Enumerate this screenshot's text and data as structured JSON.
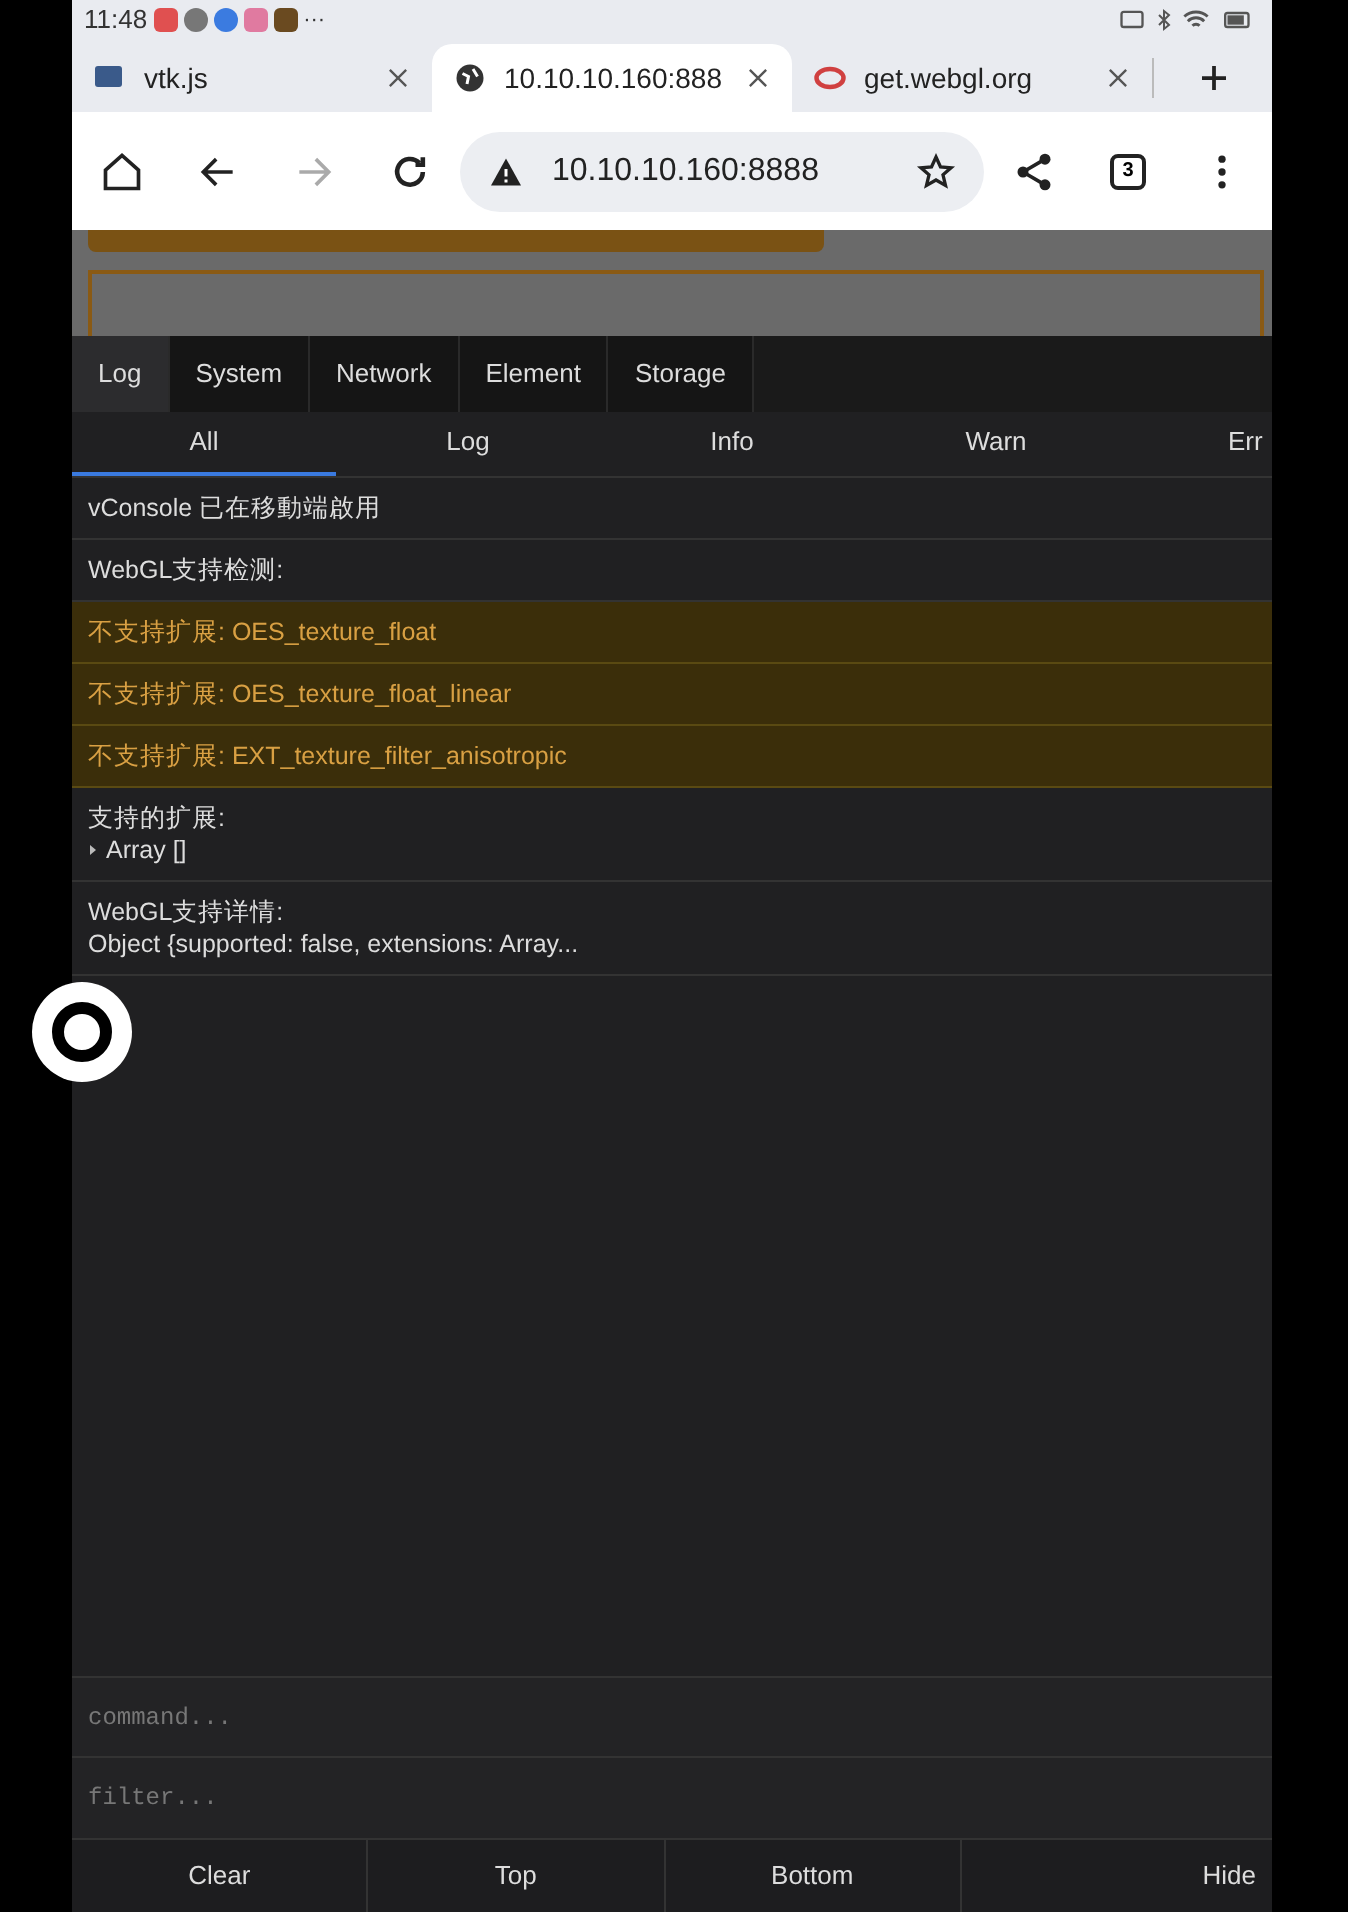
{
  "status_bar": {
    "time": "11:48",
    "more": "···"
  },
  "browser_tabs": [
    {
      "title": "vtk.js",
      "selected": false
    },
    {
      "title": "10.10.10.160:888",
      "selected": true
    },
    {
      "title": "get.webgl.org",
      "selected": false
    }
  ],
  "toolbar": {
    "url": "10.10.10.160:8888",
    "tab_count": "3"
  },
  "vconsole": {
    "tabs": [
      {
        "label": "Log",
        "selected": true
      },
      {
        "label": "System",
        "selected": false
      },
      {
        "label": "Network",
        "selected": false
      },
      {
        "label": "Element",
        "selected": false
      },
      {
        "label": "Storage",
        "selected": false
      }
    ],
    "filters": [
      {
        "label": "All",
        "selected": true
      },
      {
        "label": "Log",
        "selected": false
      },
      {
        "label": "Info",
        "selected": false
      },
      {
        "label": "Warn",
        "selected": false
      },
      {
        "label": "Err",
        "selected": false
      }
    ],
    "entries": [
      {
        "kind": "log",
        "lines": [
          "vConsole 已在移動端啟用"
        ]
      },
      {
        "kind": "log",
        "lines": [
          "WebGL支持检测:"
        ]
      },
      {
        "kind": "warn",
        "lines": [
          "不支持扩展: OES_texture_float"
        ]
      },
      {
        "kind": "warn",
        "lines": [
          "不支持扩展: OES_texture_float_linear"
        ]
      },
      {
        "kind": "warn",
        "lines": [
          "不支持扩展: EXT_texture_filter_anisotropic"
        ]
      },
      {
        "kind": "log",
        "lines": [
          "支持的扩展:"
        ],
        "object": "Array []"
      },
      {
        "kind": "log",
        "lines": [
          "WebGL支持详情:",
          "Object {supported: false, extensions: Array..."
        ]
      }
    ],
    "command": {
      "placeholder": "command..."
    },
    "filter": {
      "placeholder": "filter..."
    },
    "buttons": [
      "Clear",
      "Top",
      "Bottom",
      "Hide"
    ]
  }
}
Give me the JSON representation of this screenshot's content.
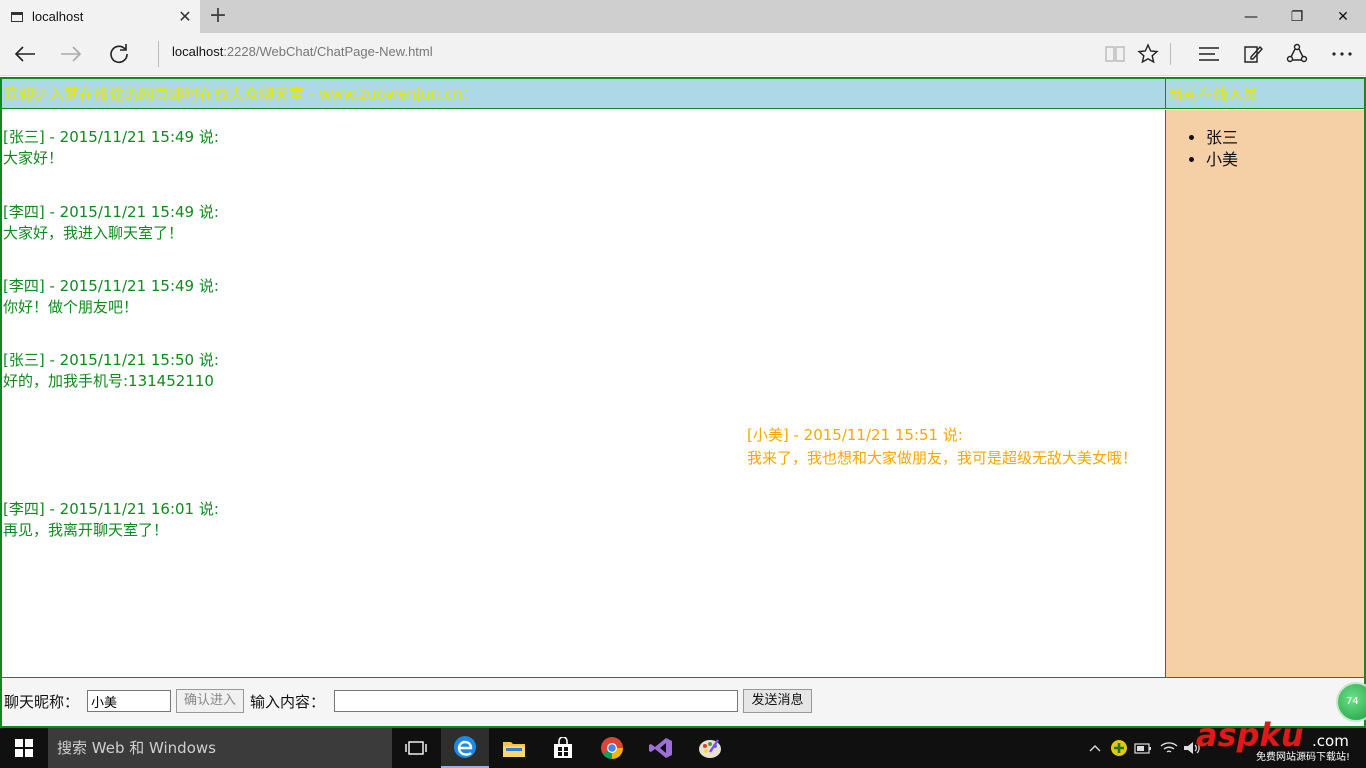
{
  "browser": {
    "tab_title": "localhost",
    "close_glyph": "✕",
    "newtab_glyph": "+",
    "url_host": "localhost",
    "url_path": ":2228/WebChat/ChatPage-New.html",
    "win_min": "—",
    "win_restore": "❐",
    "win_close": "✕"
  },
  "page": {
    "header_title": "欢迎进入梦在旅途的网页即时在线大众聊天室 - www.zuowenjun.cn：",
    "online_title": "当前在线人员",
    "online_users": [
      "张三",
      "小美"
    ],
    "messages": [
      {
        "meta": "[张三] - 2015/11/21 15:49 说:",
        "text": "大家好！",
        "side": "left"
      },
      {
        "meta": "[李四] - 2015/11/21 15:49 说:",
        "text": "大家好，我进入聊天室了！",
        "side": "left"
      },
      {
        "meta": "[李四] - 2015/11/21 15:49 说:",
        "text": "你好！做个朋友吧！",
        "side": "left"
      },
      {
        "meta": "[张三] - 2015/11/21 15:50 说:",
        "text": "好的，加我手机号:131452110",
        "side": "left"
      },
      {
        "meta": "[小美] - 2015/11/21 15:51 说:",
        "text": "我来了，我也想和大家做朋友，我可是超级无敌大美女哦！",
        "side": "right"
      },
      {
        "meta": "[李四] - 2015/11/21 16:01 说:",
        "text": "再见，我离开聊天室了！",
        "side": "left"
      }
    ],
    "footer": {
      "nickname_label": "聊天昵称：",
      "nickname_value": "小美",
      "confirm_button": "确认进入",
      "content_label": "输入内容：",
      "content_value": "",
      "send_button": "发送消息",
      "badge_text": "74"
    }
  },
  "taskbar": {
    "search_placeholder": "搜索 Web 和 Windows",
    "icons": [
      "task-view-icon",
      "edge-icon",
      "file-explorer-icon",
      "store-icon",
      "chrome-icon",
      "visual-studio-icon",
      "paint-icon"
    ]
  },
  "watermark": {
    "brand": "aspku",
    "suffix": ".com",
    "tagline": "免费网站源码下载站!"
  },
  "colors": {
    "border": "#0f8a1e",
    "header_bg": "#add8e6",
    "header_text": "#e8e800",
    "users_bg": "#f5cfa5",
    "msg_left": "#0f8a1e",
    "msg_right": "#f5a800"
  }
}
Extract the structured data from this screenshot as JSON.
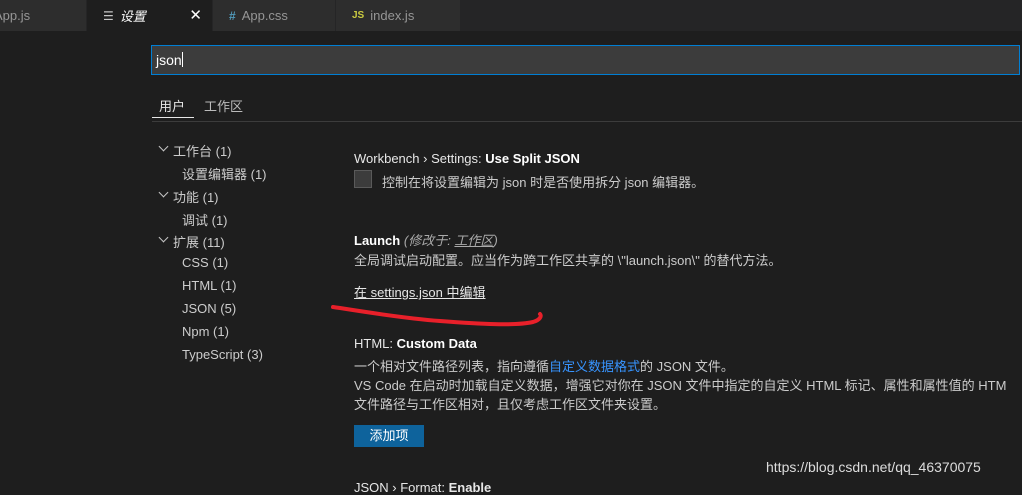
{
  "tabs": [
    {
      "label": "App.js",
      "icon": "js-file-icon"
    },
    {
      "label": "设置",
      "icon": "settings-file-icon",
      "close": "✕"
    },
    {
      "label": "App.css",
      "icon": "css-file-icon",
      "glyph": "#"
    },
    {
      "label": "index.js",
      "icon": "js-file-icon",
      "glyph": "JS"
    }
  ],
  "search": {
    "value": "json"
  },
  "scope_tabs": [
    "用户",
    "工作区"
  ],
  "toc": {
    "workbench": "工作台 (1)",
    "settings_editor": "设置编辑器 (1)",
    "features": "功能 (1)",
    "debug": "调试 (1)",
    "extensions": "扩展 (11)",
    "ext_items": [
      "CSS (1)",
      "HTML (1)",
      "JSON (5)",
      "Npm (1)",
      "TypeScript (3)"
    ]
  },
  "settings": {
    "split_json": {
      "category": "Workbench › Settings: ",
      "name": "Use Split JSON",
      "desc": "控制在将设置编辑为 json 时是否使用拆分 json 编辑器。"
    },
    "launch": {
      "name": "Launch",
      "modified_prefix": "(修改于: ",
      "modified_scope": "工作区",
      "modified_suffix": ")",
      "desc": "全局调试启动配置。应当作为跨工作区共享的 \\\"launch.json\\\" 的替代方法。",
      "edit_link": "在 settings.json 中编辑"
    },
    "html_data": {
      "category": "HTML: ",
      "name": "Custom Data",
      "desc1_pre": "一个相对文件路径列表，指向遵循",
      "desc1_link": "自定义数据格式",
      "desc1_post": "的 JSON 文件。",
      "desc2": "VS Code 在启动时加载自定义数据，增强它对你在 JSON 文件中指定的自定义 HTML 标记、属性和属性值的 HTM",
      "desc3": "文件路径与工作区相对，且仅考虑工作区文件夹设置。",
      "add_button": "添加项"
    },
    "json_format": {
      "category": "JSON › Format: ",
      "name": "Enable"
    }
  },
  "watermark": "https://blog.csdn.net/qq_46370075",
  "colors": {
    "accent": "#007fd4",
    "link": "#3794ff",
    "button": "#0e639c",
    "annotation": "#e8202a"
  }
}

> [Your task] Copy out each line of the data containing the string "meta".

> [Solution to this exercise]
        "meta": "[张三] - 2015/11/21 15:49 说:",
        "meta": "[李四] - 2015/11/21 15:49 说:",
        "meta": "[李四] - 2015/11/21 15:49 说:",
        "meta": "[张三] - 2015/11/21 15:50 说:",
        "meta": "[小美] - 2015/11/21 15:51 说:",
        "meta": "[李四] - 2015/11/21 16:01 说:",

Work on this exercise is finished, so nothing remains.